**The problem**
Your task is to repeat the entries word for word while leaving out the pictures.

**Available records**
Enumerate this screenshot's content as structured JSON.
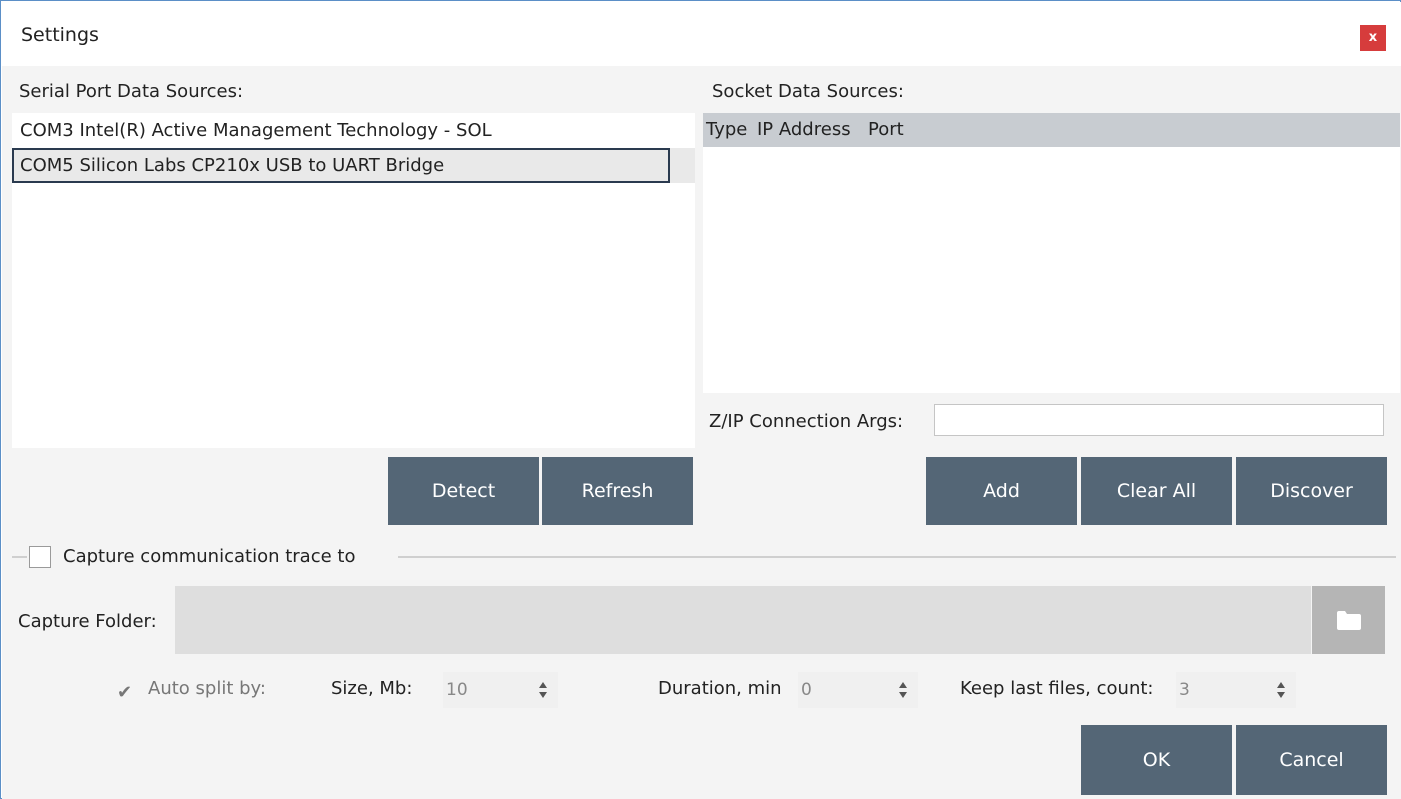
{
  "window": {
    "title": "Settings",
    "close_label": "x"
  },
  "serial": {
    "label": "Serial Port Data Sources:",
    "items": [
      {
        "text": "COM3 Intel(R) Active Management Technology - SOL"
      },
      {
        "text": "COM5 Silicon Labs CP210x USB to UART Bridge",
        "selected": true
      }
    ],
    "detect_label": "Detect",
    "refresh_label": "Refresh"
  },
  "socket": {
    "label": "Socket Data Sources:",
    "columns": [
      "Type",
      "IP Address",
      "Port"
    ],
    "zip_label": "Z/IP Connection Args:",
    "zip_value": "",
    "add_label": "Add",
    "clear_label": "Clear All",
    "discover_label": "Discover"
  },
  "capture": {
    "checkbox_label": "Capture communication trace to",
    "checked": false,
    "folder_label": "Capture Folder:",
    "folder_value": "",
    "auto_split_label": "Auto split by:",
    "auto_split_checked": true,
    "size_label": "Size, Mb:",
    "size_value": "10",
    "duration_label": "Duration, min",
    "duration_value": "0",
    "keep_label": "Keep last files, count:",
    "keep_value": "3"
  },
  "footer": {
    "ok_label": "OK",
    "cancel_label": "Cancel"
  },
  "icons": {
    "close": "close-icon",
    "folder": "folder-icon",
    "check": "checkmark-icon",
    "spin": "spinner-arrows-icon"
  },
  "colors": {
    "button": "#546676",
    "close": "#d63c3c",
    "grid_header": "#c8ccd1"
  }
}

**Reply**
Enumerate this screenshot's content as structured JSON.
{
  "window": {
    "title": "Settings",
    "close_label": "x"
  },
  "serial": {
    "label": "Serial Port Data Sources:",
    "items": [
      {
        "text": "COM3 Intel(R) Active Management Technology - SOL"
      },
      {
        "text": "COM5 Silicon Labs CP210x USB to UART Bridge",
        "selected": true
      }
    ],
    "detect_label": "Detect",
    "refresh_label": "Refresh"
  },
  "socket": {
    "label": "Socket Data Sources:",
    "columns": [
      "Type",
      "IP Address",
      "Port"
    ],
    "zip_label": "Z/IP Connection Args:",
    "zip_value": "",
    "add_label": "Add",
    "clear_label": "Clear All",
    "discover_label": "Discover"
  },
  "capture": {
    "checkbox_label": "Capture communication trace to",
    "checked": false,
    "folder_label": "Capture Folder:",
    "folder_value": "",
    "auto_split_label": "Auto split by:",
    "auto_split_checked": true,
    "size_label": "Size, Mb:",
    "size_value": "10",
    "duration_label": "Duration, min",
    "duration_value": "0",
    "keep_label": "Keep last files, count:",
    "keep_value": "3"
  },
  "footer": {
    "ok_label": "OK",
    "cancel_label": "Cancel"
  },
  "icons": {
    "close": "close-icon",
    "folder": "folder-icon",
    "check": "checkmark-icon",
    "spin": "spinner-arrows-icon"
  },
  "colors": {
    "button": "#546676",
    "close": "#d63c3c",
    "grid_header": "#c8ccd1"
  }
}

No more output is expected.